In her article, “Dispute Resolution Neutrals’ Obligation to Support Measured Transparency” (Oklahoma Law Review, Vol. 71, No. 3, 2019), Nancy Welsh argues that transparency is needed regarding the use and outcomes of dispute resolution processes in order to protect the public and the integrity of the processes. Further, according to Welsh, the neutrals themselves have an ethical responsibility to support that transparency. This is particularly true when parties don’t have a choice (or their choice is limited) but to participate in these processes.

Since Welsh focuses on mediators in her article, I will as well. First, though, let’s talk about what Welsh means by transparency. Although Welsh doesn’t state exactly what she means by the term, it appears from her examples that transparency is the provision of enough information about the use and outcomes of a process that the public can have confidence in that process and parties can make informed decisions. The information provided should also allow for empirical research and systematic analysis to be done, which can point to best practices and enlighten the public as to the effectiveness of the process.

To illustrate what this information might be, she points to the data released by the Nevada Supreme Court regarding the compliance of lenders with the foreclosure mediation program’s statutory requirements. She also highlights the opportunity that the RSI/ABA Model Mediation Surveys pose for gathering standardized participant feedback and mediator reporting.

Noting that the courts and arbitration organizations publish more information about the cases they hear than is generally available for mediation, Welsh points to reasons mediators should be more transparent. First, as with arbitration, parties are often compelled to mediate, from mandatory mediation in the courts to contracts of adhesion that include a mediation requirement. When processes are imposed upon parties, there is a greater responsibility to ensure that the processes are fair and effective, particularly when there is limited judicial review of the outcome, as with mediated settlements. Transparency helps to ensure that, according to Welsh: More information about mediations can help to equalize the knowledge of one-shot users and repeat players, allow for public oversight, and make it less likely that mediators would engage in unethical behaviors. It would, therefore, provide potential users with greater confidence in the usefulness and integrity of the process.

For these reasons, Welsh argues that a new set of standards for compelled mediations is the best option. Because these mediations are the ones that are most in need of transparency, a set of standards specific to them is warranted. As Welsh notes, a customized standard “would acknowledge that mediation occurring pursuant to mandates by courts, legislatures, or contracts of adhesion is different, and that its circumstances require a heightened level of public accountability.”

This article highlights a trend that is coming to the fore in other areas of dispute resolution. As dispute resolution processes, in particular arbitration, have become not only more routine but also more often required, calls for – and requirements for – transparency have followed.
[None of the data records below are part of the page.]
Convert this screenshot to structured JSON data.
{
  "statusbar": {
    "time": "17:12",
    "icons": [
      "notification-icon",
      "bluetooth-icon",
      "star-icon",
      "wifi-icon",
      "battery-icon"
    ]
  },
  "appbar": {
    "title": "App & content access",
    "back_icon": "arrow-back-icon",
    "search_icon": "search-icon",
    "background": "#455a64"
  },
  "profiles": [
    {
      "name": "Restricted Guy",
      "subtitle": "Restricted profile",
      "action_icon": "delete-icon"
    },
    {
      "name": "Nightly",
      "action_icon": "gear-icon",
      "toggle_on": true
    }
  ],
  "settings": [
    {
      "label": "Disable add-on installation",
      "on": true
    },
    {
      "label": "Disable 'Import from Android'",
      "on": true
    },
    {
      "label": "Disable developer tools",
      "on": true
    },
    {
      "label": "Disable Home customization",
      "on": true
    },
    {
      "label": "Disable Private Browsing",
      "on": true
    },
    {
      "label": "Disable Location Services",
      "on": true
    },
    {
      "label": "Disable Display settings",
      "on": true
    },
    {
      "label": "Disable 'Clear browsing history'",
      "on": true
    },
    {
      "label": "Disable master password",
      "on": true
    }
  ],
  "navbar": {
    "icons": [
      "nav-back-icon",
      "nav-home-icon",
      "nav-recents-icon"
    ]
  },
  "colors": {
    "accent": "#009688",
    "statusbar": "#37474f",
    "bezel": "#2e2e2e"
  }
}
Welsh notes that confidentiality has become the hallmark of mediation. For the sake of self-determination and process integrity, she argues that the veil of confidentiality needs to be pierced, in a measured way, to make more information available to users, researchers and courts.